The reality is, that at most Masses throughout the year, prior to the time of St. Pius X, would not have had a second confiteor at all. The historic practice of the Latin church was always to administer communion outside of Mass. This means that after the priest received communion, the deacon and subdeacon would prepare the ablutions and move the missal and chalice veil, just as a server does at a private low Mass where he does not receive communion. This had a number of advantages. If you felt you were not in a state to receive communion, you could duck out with a number of other people, and you didn’t have the specter of the old ladies staring you down, wondering “What did you do!”, so there wasn’t a perceived “pressure” to receive. In terms of the smoothness of Mass itself there are some benefits. After Mass, the priest would come out in a surplice with a stole, and distribute Holy Communion from the tabernacle, beginning with the confiteor, misereatur, and indulgentiam, and then the Ecce Agnus Dei, then as normal. Thus, the rite the Church used for the reception of Communion outside of Mass included the confiteor, both as a testament to true devotion and sorrow for sins in the communicant, and to make reparation for their venial sins. On two days of the year, however, the communion rite took place during Mass, namely Maundy Thursday and Corpus Christi. On those days, communion would take place just as it does at solemn Masses today.
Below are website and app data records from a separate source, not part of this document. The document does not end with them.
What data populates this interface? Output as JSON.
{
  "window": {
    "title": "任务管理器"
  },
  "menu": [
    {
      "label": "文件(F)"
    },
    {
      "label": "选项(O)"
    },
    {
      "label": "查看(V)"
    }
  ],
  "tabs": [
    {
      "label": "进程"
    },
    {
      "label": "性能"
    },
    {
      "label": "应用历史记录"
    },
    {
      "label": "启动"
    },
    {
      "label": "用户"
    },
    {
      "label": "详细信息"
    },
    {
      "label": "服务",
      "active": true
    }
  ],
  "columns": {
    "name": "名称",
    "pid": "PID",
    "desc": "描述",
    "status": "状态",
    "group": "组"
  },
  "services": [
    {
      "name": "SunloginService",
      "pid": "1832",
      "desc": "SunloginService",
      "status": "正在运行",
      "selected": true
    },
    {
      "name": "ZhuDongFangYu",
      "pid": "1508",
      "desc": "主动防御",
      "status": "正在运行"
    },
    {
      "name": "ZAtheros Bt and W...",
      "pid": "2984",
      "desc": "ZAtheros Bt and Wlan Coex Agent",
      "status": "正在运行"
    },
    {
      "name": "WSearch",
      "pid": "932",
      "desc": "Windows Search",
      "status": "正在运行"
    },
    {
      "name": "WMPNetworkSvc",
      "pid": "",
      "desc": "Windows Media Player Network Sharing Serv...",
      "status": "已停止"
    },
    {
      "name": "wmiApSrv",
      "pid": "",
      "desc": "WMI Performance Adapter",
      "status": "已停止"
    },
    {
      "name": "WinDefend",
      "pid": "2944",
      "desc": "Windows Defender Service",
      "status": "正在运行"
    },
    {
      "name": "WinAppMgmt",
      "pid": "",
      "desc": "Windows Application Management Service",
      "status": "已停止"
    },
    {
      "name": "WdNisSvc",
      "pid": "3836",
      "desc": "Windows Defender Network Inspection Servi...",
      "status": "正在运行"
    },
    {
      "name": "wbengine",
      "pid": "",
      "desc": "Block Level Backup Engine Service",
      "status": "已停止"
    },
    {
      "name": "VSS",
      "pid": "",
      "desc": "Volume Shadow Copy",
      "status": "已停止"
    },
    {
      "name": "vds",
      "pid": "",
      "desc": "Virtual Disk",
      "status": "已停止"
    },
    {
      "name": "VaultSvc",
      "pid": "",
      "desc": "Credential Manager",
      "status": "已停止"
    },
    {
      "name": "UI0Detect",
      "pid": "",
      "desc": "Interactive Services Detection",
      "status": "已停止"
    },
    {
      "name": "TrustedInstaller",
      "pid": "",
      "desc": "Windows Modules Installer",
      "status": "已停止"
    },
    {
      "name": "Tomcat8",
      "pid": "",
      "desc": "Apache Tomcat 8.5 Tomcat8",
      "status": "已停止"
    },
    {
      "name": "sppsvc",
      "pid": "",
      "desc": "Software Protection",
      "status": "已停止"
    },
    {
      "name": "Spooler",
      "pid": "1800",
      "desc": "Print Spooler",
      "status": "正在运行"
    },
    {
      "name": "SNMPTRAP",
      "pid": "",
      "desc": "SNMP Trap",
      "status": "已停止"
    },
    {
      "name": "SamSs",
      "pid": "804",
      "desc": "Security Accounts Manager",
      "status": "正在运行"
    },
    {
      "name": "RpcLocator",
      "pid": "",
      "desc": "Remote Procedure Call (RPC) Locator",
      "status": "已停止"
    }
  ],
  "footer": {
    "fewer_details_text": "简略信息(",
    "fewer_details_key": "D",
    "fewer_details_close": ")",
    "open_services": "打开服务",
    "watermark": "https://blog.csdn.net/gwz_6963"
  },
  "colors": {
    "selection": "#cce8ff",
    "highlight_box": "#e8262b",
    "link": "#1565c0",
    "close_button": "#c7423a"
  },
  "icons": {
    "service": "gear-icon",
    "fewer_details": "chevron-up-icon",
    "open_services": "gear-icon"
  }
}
What St. Pius X directed, was for communion to take place during Mass as a definitive practice, and the older practice an exception to the rule. This brought into being the practices that Catholics are familiar with today, of the second confiteor, being sung by the deacon, or said by the server outside of Solemn Mass. The reason is, no one left Mass early, and if Communion took place during Mass on a regular basis, it would aid the people in exercising the practice of more frequent Communion.
The problem today then, is not the second confiteor, far too much attention goes to that subject, it is people receiving communion who do not first go to confession, even in Traditionalist circles. We have, largely, the opposite problem that St. Pius X tried to address, which was Jansenism, we have instead, the problem of a false concept of mercy, by which men imagine God will forgive them, and they’re good people, so why not receive communion. While St. Pius X’s goals were laudable, at the same time, they were for a different culture. Today we have the scandalous problem of sacrilegious communions. Thus, what should be considered, is whether or not to move communion once again outside of Mass, combined with increasing confessions and preaching Missions, or conferences, or whatever you like on good preparation for the reception of Holy Communion. This would seem a more fitting discussion on rubrical fights over whether the second confiteor should or should not be said.
Update: I had to correct the earlier article after being advised by a priest in the know that the FSSP actually does have permission to do both, where formerly I had written they do not.